Description of the task – Below is a block of records; repeat each one exactly.

Material provided –
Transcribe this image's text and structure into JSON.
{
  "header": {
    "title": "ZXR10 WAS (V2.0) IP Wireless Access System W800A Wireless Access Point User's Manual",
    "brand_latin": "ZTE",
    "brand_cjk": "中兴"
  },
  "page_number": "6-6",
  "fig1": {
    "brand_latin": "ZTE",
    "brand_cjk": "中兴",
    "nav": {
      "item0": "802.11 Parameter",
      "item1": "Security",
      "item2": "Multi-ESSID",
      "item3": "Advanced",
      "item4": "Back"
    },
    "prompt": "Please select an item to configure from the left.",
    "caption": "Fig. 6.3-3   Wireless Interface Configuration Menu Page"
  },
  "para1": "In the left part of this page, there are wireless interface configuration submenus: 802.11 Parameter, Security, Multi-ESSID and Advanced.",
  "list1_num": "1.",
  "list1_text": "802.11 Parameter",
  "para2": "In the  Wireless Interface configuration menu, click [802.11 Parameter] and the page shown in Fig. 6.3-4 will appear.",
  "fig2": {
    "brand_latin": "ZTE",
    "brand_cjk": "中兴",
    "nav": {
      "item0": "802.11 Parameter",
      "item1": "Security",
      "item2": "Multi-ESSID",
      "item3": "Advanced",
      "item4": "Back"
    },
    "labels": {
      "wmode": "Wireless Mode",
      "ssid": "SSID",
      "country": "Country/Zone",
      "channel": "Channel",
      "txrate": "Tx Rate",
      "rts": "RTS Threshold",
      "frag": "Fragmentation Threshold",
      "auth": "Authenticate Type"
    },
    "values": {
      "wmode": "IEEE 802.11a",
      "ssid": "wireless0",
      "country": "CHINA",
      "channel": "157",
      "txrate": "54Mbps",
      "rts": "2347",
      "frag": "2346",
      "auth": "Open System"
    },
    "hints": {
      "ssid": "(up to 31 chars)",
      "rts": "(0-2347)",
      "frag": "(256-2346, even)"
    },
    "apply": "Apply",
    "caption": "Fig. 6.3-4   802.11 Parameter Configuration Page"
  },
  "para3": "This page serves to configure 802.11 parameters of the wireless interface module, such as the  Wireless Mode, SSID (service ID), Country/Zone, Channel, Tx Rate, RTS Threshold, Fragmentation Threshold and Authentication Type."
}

Answer section –
Transcribe this image's text and structure into JSON.
{
  "header": {
    "title": "ZXR10 WAS (V2.0) IP Wireless Access System W800A Wireless Access Point User's Manual",
    "brand_latin": "ZTE",
    "brand_cjk": "中兴"
  },
  "page_number": "6-6",
  "fig1": {
    "brand_latin": "ZTE",
    "brand_cjk": "中兴",
    "nav": {
      "item0": "802.11 Parameter",
      "item1": "Security",
      "item2": "Multi-ESSID",
      "item3": "Advanced",
      "item4": "Back"
    },
    "prompt": "Please select an item to configure from the left.",
    "caption": "Fig. 6.3-3   Wireless Interface Configuration Menu Page"
  },
  "para1": "In the left part of this page, there are wireless interface configuration submenus: 802.11 Parameter, Security, Multi-ESSID and Advanced.",
  "list1_num": "1.",
  "list1_text": "802.11 Parameter",
  "para2": "In the  Wireless Interface configuration menu, click [802.11 Parameter] and the page shown in Fig. 6.3-4 will appear.",
  "fig2": {
    "brand_latin": "ZTE",
    "brand_cjk": "中兴",
    "nav": {
      "item0": "802.11 Parameter",
      "item1": "Security",
      "item2": "Multi-ESSID",
      "item3": "Advanced",
      "item4": "Back"
    },
    "labels": {
      "wmode": "Wireless Mode",
      "ssid": "SSID",
      "country": "Country/Zone",
      "channel": "Channel",
      "txrate": "Tx Rate",
      "rts": "RTS Threshold",
      "frag": "Fragmentation Threshold",
      "auth": "Authenticate Type"
    },
    "values": {
      "wmode": "IEEE 802.11a",
      "ssid": "wireless0",
      "country": "CHINA",
      "channel": "157",
      "txrate": "54Mbps",
      "rts": "2347",
      "frag": "2346",
      "auth": "Open System"
    },
    "hints": {
      "ssid": "(up to 31 chars)",
      "rts": "(0-2347)",
      "frag": "(256-2346, even)"
    },
    "apply": "Apply",
    "caption": "Fig. 6.3-4   802.11 Parameter Configuration Page"
  },
  "para3": "This page serves to configure 802.11 parameters of the wireless interface module, such as the  Wireless Mode, SSID (service ID), Country/Zone, Channel, Tx Rate, RTS Threshold, Fragmentation Threshold and Authentication Type."
}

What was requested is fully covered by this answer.